The County Board of Supervisors approved an advocacy plan Tuesday for development of a long-term migrant transfer site.

Border Patrol agents have dropped off more than 1,000 migrants and asylum seekers in the streets of San Diego since the San Diego County Migrant Welcome Center shut down Feb. 22.

Of the more than 81,000 migrants that passed through the welcome center between October and February, more than 95% of them only spent a few days in San Diego before moving on to other cities in the United States.


Given this dynamic, the county’s long-term plan calls for a federally funded “migrant transfer site and shelter.” This would be a permanent place where they can stay for a few days while finalizing their travel plans.

The board voted 4-1 in favor of accepting an advocacy plan report for the transfer site and directed Sarah Aghassi, interim chief administrative officer, to update the plan as needed.

While the plan does not identify a specific funding source, it could help San Diego County secure federal funding in the future.

“The plan can be used to advocate uniformly at the federal and state level with a very specific ask that will address the situation in its entirety,” Aghassi said.

Elected officials acknowledged that there is no guarantee that the federal government will help.


“I personally don’t have a lot of hope given what’s happening in Congress, that our request is going to be heeded,” said Supervisor Tara Lawson-Remer. “But I think it’s incumbent upon us to have done the work and done our due diligence and put forward a plan.”

Before the vote, Supervisor Monica Montgomery Steppe said the migrant crisis lies at the feet of the federal government, and added that Congress hasn't passed a bill to increase border security.

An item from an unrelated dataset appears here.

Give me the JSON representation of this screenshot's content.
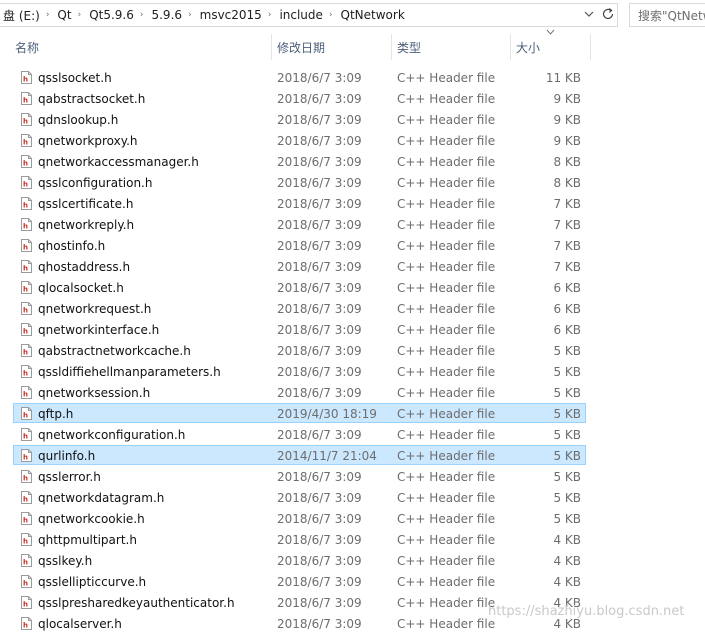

"We're left with very limited options,'' she said.

Other county supervisors agreed that the federal government should fund these migrant services.

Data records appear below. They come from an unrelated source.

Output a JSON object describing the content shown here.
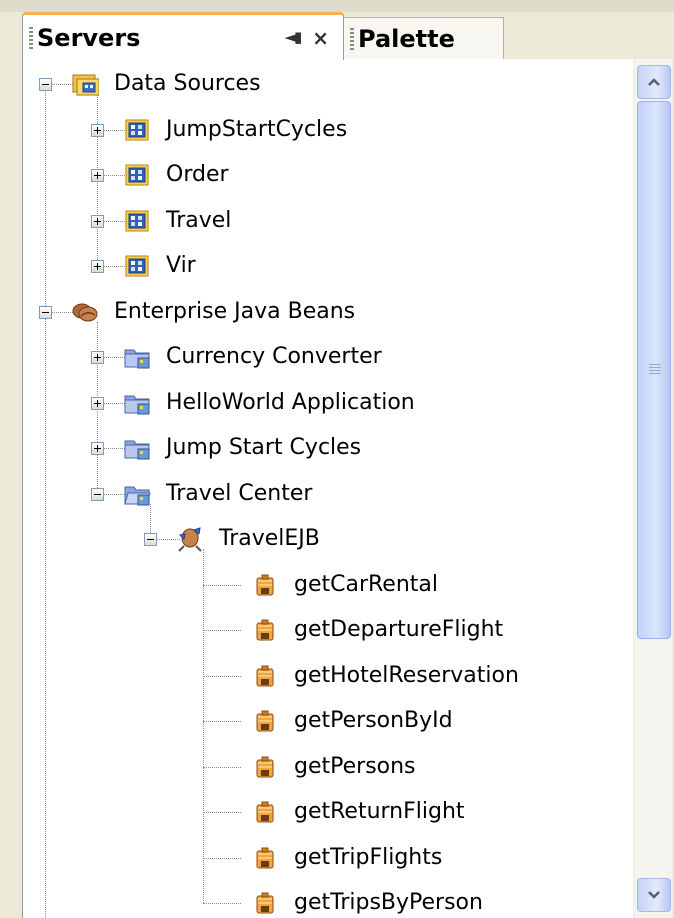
{
  "tabs": {
    "active": {
      "label": "Servers"
    },
    "inactive": {
      "label": "Palette"
    },
    "minimize_glyph": "◄▮",
    "close_glyph": "×"
  },
  "tree": {
    "data_sources": {
      "label": "Data Sources",
      "children": [
        "JumpStartCycles",
        "Order",
        "Travel",
        "Vir"
      ]
    },
    "ejb": {
      "label": "Enterprise Java Beans",
      "modules": [
        "Currency Converter",
        "HelloWorld Application",
        "Jump Start Cycles",
        "Travel Center"
      ],
      "bean": "TravelEJB",
      "methods": [
        "getCarRental",
        "getDepartureFlight",
        "getHotelReservation",
        "getPersonById",
        "getPersons",
        "getReturnFlight",
        "getTripFlights",
        "getTripsByPerson"
      ]
    }
  },
  "colors": {
    "tab_accent": "#f4b450",
    "scrollbar_thumb": "#c1d1fa",
    "selection_none": "#ffffff"
  }
}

Supervisor Nora Vargas thanked SBCS, the nonprofit that ran the Migrant Welcome Center, for their work in helping 81,000 migrants move through San Diego.

"I am really grateful for all of the work that they’ve done,” she said.

Supervisors also voted to add support for a transfer site to the county's 2024 Legislative Program and allowed Aghassi to seek grants or other sources to secure funding.